### [Provided entries]
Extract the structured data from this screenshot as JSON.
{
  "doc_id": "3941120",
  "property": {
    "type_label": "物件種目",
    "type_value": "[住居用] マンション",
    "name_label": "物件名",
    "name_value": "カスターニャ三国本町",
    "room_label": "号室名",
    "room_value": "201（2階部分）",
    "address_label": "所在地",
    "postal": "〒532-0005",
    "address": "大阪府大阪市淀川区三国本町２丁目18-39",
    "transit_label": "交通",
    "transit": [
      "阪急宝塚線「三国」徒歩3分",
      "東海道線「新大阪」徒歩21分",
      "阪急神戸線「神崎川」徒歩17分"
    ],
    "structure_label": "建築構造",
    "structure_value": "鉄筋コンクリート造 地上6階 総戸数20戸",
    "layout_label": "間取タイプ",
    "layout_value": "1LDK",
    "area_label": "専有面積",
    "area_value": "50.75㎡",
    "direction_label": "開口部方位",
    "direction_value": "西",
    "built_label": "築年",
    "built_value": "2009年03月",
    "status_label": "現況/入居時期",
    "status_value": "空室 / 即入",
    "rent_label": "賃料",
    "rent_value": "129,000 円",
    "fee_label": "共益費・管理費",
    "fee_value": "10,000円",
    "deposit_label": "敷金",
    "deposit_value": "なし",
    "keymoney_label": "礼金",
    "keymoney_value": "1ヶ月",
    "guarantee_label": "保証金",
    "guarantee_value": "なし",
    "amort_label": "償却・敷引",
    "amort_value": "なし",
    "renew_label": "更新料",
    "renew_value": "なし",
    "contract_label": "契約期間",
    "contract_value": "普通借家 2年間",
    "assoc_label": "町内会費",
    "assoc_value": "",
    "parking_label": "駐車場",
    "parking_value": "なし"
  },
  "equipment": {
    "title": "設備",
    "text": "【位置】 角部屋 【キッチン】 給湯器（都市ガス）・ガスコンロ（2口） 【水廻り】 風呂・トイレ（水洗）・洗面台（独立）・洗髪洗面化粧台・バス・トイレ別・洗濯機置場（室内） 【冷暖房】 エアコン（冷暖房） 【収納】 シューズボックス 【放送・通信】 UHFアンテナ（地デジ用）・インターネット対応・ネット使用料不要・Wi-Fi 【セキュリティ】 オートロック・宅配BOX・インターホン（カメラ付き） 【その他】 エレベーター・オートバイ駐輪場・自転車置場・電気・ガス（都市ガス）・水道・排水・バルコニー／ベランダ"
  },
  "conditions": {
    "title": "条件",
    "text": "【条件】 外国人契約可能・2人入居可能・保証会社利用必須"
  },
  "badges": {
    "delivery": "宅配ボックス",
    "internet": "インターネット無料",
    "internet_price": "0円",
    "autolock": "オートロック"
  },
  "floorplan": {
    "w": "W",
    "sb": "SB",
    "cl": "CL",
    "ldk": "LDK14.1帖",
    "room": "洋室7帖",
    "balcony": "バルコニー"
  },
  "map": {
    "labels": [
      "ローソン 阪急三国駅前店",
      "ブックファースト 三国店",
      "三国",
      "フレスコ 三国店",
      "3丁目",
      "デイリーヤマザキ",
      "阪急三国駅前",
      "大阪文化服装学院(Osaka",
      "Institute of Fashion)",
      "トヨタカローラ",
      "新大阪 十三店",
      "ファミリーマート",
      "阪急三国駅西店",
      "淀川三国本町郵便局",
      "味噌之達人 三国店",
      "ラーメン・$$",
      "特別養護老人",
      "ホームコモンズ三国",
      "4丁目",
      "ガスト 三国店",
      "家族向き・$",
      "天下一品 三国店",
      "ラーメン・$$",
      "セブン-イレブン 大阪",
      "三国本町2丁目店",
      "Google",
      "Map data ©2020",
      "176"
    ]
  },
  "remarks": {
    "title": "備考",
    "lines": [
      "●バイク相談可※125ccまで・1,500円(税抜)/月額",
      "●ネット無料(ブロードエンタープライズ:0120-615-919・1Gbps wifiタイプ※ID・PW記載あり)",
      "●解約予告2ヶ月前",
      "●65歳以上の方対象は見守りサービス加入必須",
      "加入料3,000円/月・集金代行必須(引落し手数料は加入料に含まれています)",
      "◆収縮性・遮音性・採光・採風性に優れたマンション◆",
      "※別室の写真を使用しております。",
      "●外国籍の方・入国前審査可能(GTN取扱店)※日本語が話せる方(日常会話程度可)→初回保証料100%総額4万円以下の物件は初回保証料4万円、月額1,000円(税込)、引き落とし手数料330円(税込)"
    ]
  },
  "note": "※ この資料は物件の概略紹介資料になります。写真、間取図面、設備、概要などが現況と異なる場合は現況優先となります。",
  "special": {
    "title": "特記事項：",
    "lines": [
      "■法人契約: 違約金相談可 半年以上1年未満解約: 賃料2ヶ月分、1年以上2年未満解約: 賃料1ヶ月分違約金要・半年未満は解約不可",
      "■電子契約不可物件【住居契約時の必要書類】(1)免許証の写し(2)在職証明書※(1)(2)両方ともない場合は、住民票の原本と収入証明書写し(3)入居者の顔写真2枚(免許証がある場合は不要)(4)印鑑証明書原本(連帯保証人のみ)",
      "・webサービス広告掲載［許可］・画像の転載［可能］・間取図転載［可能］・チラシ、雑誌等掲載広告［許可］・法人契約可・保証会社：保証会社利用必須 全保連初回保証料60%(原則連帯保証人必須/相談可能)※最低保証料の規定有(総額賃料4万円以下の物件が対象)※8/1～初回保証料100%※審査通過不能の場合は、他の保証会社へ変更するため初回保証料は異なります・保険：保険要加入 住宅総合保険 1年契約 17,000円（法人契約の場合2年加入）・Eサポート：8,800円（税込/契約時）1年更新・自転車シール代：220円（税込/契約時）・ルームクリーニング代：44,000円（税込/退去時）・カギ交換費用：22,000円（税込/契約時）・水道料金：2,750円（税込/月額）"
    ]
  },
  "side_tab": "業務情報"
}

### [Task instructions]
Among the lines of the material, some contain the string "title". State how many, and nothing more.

### [Response to this task]
4